And if The Queen has Mirren all but disappearing into her real-world character, Martin Scorcese's The Departed managed the opposite trick by having Jack Nicholson's fictional gangster be deliciously outsized, as he sneaked an informant onto the police force, while they sneaked one into his gang.
The Departed is bravura filmmaking, as was Clint Eastwood's double-whammy of a war epic — the very good Flags of Our Fathers and the really superb Letters from Iwo Jima (which Eastwood filmed almost entirely in Japanese). With notions of honor and duty foremost, this wartime double-feature offers a wrenching portrait of soldiers on both sides of one of the most ferocious battles of World War II. Let's call the two films a single choice, while noting that they are separately impressive.
Smaller in scope are a pair of tiny independent films. One's a riveting drama, Half Nelson, which seems a typical crusading-teacher movie — until you realize that the caring, protective middle-school teacher at its center is a crack addict.
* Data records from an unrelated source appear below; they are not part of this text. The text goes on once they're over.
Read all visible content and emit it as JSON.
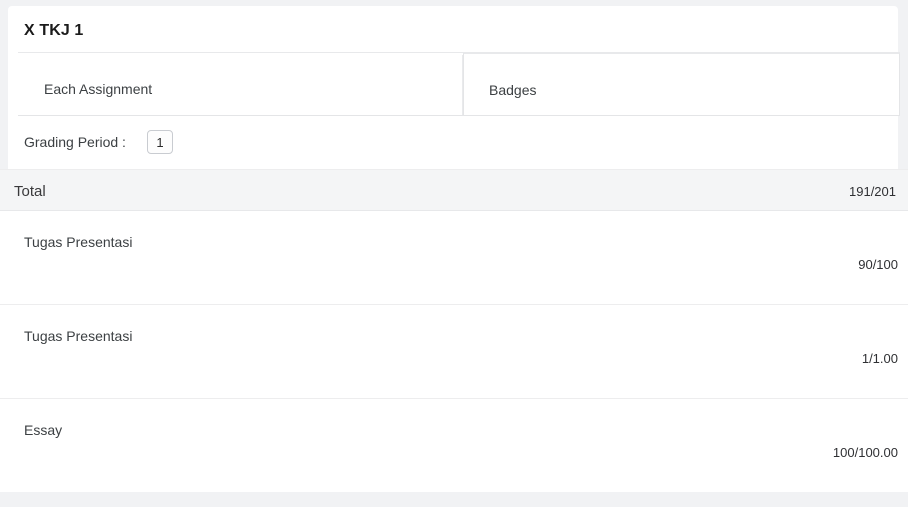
{
  "card": {
    "title": "X TKJ 1"
  },
  "tabs": [
    {
      "label": "Each Assignment",
      "active": false
    },
    {
      "label": "Badges",
      "active": true
    }
  ],
  "grading_period": {
    "label": "Grading Period :",
    "value": "1"
  },
  "total": {
    "label": "Total",
    "value": "191/201"
  },
  "assignments": [
    {
      "name": "Tugas Presentasi",
      "score": "90/100"
    },
    {
      "name": "Tugas Presentasi",
      "score": "1/1.00"
    },
    {
      "name": "Essay",
      "score": "100/100.00"
    }
  ],
  "colors": {
    "page_background": "#f1f2f4",
    "card_background": "#ffffff",
    "total_row_background": "#f4f5f6",
    "border": "#e4e5e7",
    "text_primary": "#3c4043",
    "text_title": "#1b1b1b"
  }
}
And the other is a road comedy called Little Miss Sunshine, about a family every bit as dysfunctional as the van it's traveling in, but one that makes an unusually stirring case for family values.
That's five. For the next three, let's look overseas — first to Europe, where Spanish director Pedro Almodovar's bright, bouncy comedy, Volver, put the melody back in melodrama — quite literally in a scene with star, Penelope Cruz, singing her heart out. "Volver" means "to return," and the film marks Almodovar's return to a favorite theme: women nurturing other women.
Harder to watch, but enormously involving, are two films about children: the Belgian picture L'Enfant, about a young thief who makes a terrifying error in judgment and then frantically tries to recover from it; and the Indian film Water, about a lively seven-year-old who becomes a widow after her family-arranged older husband dies. The problem is that widows in India are expected to live out the rest of their lives in mourning, renouncing the world — and this widow is awfully young for that.
The other two films on my list are by Mexican filmmakers who've been having mainstream Hollywood success. Horror director Guillermo Del Toro scored by mixing politics with his nightmares in Pan's Labyrinth — the tale of an 11-year-old girl who withdraws into a gorgeously visualized fantasy world to escape the horrors of fascism after the Spanish Civil War. Pan's Labyrinth is just opening in major cities, as is Children of Men, a breathtaking futuristic fable by Alfonzo Cuaron, in which we learn that women have stopped giving birth, and the youngest person on Earth — who's not all that young — has died. Children of Men imagines a world without a future, where Britain is the only spot on the planet where the rule of law still holds sway, and even it looks like a war zone. So naturally, it opened on Christmas Day.
Ten is an arbitrary number, and because I combined the two Eastwood films, we're already one over, so let's keep going. To winnow my list down, I had to leave out Babel, in which another Mexican director brilliantly communicates how impossible it is to communicate. I also skipped over the harrowing 9/11 drama United 93, and the Dixie Chicks documentary, Shut Up and Sing. And speaking of singing, there's that amazing number Jennifer Hudson sings in Dreamgirls, more or less reinventing the movie musical as she does. And the teenage detective flick Brick, finds indie Hollywood reinventing film noir as high-school noir.
Also great fun was a spoof of literary moviemaking called Tristram Shandy: A Cock and Bull Story. Brazil's mother-daughter drama, House of Sand, was austere and elegant. And an absurdist tragedy called The Death of Mr. Lazarescu felt like modern-day Kafka. Taken together, that makes 19 reasons for cheer as we start a new year in which Hollywood will no doubt shower us with fresh invention.
Why, in the month of May alone, there'll be Spiderman 3, Pirates of the Caribbean 3, and Shrek The Third.